> What is being asked
Each record below should be returned exactly, with its pictures left out.

> Records
══════
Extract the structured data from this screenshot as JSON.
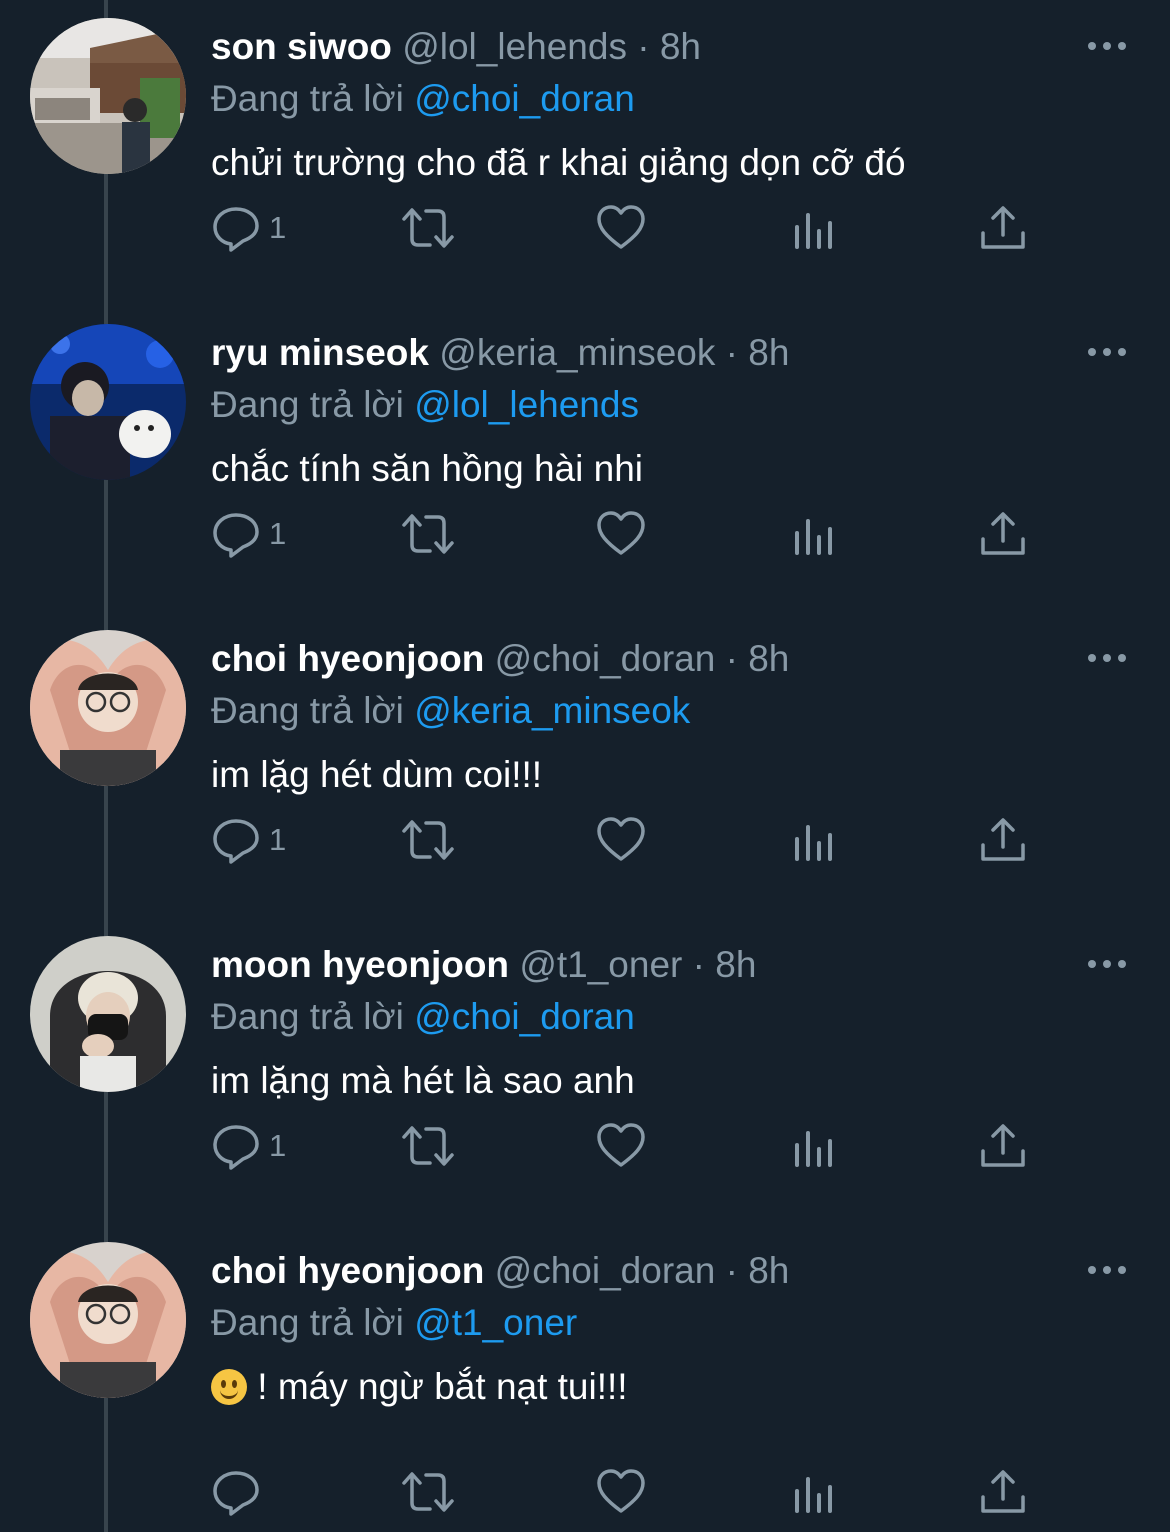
{
  "reply_prefix": "Đang trả lời",
  "tweets": [
    {
      "name": "son siwoo",
      "handle": "@lol_lehends",
      "dot": "·",
      "time": "8h",
      "reply_to": "@choi_doran",
      "text": "chửi trường cho đã r khai giảng dọn cỡ đó",
      "reply_count": "1",
      "avatar": "photo-street"
    },
    {
      "name": "ryu minseok",
      "handle": "@keria_minseok",
      "dot": "·",
      "time": "8h",
      "reply_to": "@lol_lehends",
      "text": "chắc tính săn hồng hài nhi",
      "reply_count": "1",
      "avatar": "photo-blue-night"
    },
    {
      "name": "choi hyeonjoon",
      "handle": "@choi_doran",
      "dot": "·",
      "time": "8h",
      "reply_to": "@keria_minseok",
      "text": "im lặg hét dùm coi!!!",
      "reply_count": "1",
      "avatar": "photo-heart-hands"
    },
    {
      "name": "moon hyeonjoon",
      "handle": "@t1_oner",
      "dot": "·",
      "time": "8h",
      "reply_to": "@choi_doran",
      "text": "im lặng mà hét là sao anh",
      "reply_count": "1",
      "avatar": "photo-hooded"
    },
    {
      "name": "choi hyeonjoon",
      "handle": "@choi_doran",
      "dot": "·",
      "time": "8h",
      "reply_to": "@t1_oner",
      "text": "! máy ngừ bắt nạt tui!!!",
      "reply_count": "",
      "avatar": "photo-heart-hands",
      "emoji": "slightly-smiling-face"
    }
  ],
  "icons": {
    "reply": "reply-icon",
    "retweet": "retweet-icon",
    "like": "heart-icon",
    "views": "analytics-icon",
    "share": "share-icon",
    "more": "more-icon"
  },
  "colors": {
    "background": "#15202b",
    "secondary_text": "#8899a6",
    "mention": "#1d9bf0",
    "thread_line": "#38444d"
  }
}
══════
> Solution for this task
Extract the structured data from this screenshot as JSON.
{
  "reply_prefix": "Đang trả lời",
  "tweets": [
    {
      "name": "son siwoo",
      "handle": "@lol_lehends",
      "dot": "·",
      "time": "8h",
      "reply_to": "@choi_doran",
      "text": "chửi trường cho đã r khai giảng dọn cỡ đó",
      "reply_count": "1",
      "avatar": "photo-street"
    },
    {
      "name": "ryu minseok",
      "handle": "@keria_minseok",
      "dot": "·",
      "time": "8h",
      "reply_to": "@lol_lehends",
      "text": "chắc tính săn hồng hài nhi",
      "reply_count": "1",
      "avatar": "photo-blue-night"
    },
    {
      "name": "choi hyeonjoon",
      "handle": "@choi_doran",
      "dot": "·",
      "time": "8h",
      "reply_to": "@keria_minseok",
      "text": "im lặg hét dùm coi!!!",
      "reply_count": "1",
      "avatar": "photo-heart-hands"
    },
    {
      "name": "moon hyeonjoon",
      "handle": "@t1_oner",
      "dot": "·",
      "time": "8h",
      "reply_to": "@choi_doran",
      "text": "im lặng mà hét là sao anh",
      "reply_count": "1",
      "avatar": "photo-hooded"
    },
    {
      "name": "choi hyeonjoon",
      "handle": "@choi_doran",
      "dot": "·",
      "time": "8h",
      "reply_to": "@t1_oner",
      "text": "! máy ngừ bắt nạt tui!!!",
      "reply_count": "",
      "avatar": "photo-heart-hands",
      "emoji": "slightly-smiling-face"
    }
  ],
  "icons": {
    "reply": "reply-icon",
    "retweet": "retweet-icon",
    "like": "heart-icon",
    "views": "analytics-icon",
    "share": "share-icon",
    "more": "more-icon"
  },
  "colors": {
    "background": "#15202b",
    "secondary_text": "#8899a6",
    "mention": "#1d9bf0",
    "thread_line": "#38444d"
  }
}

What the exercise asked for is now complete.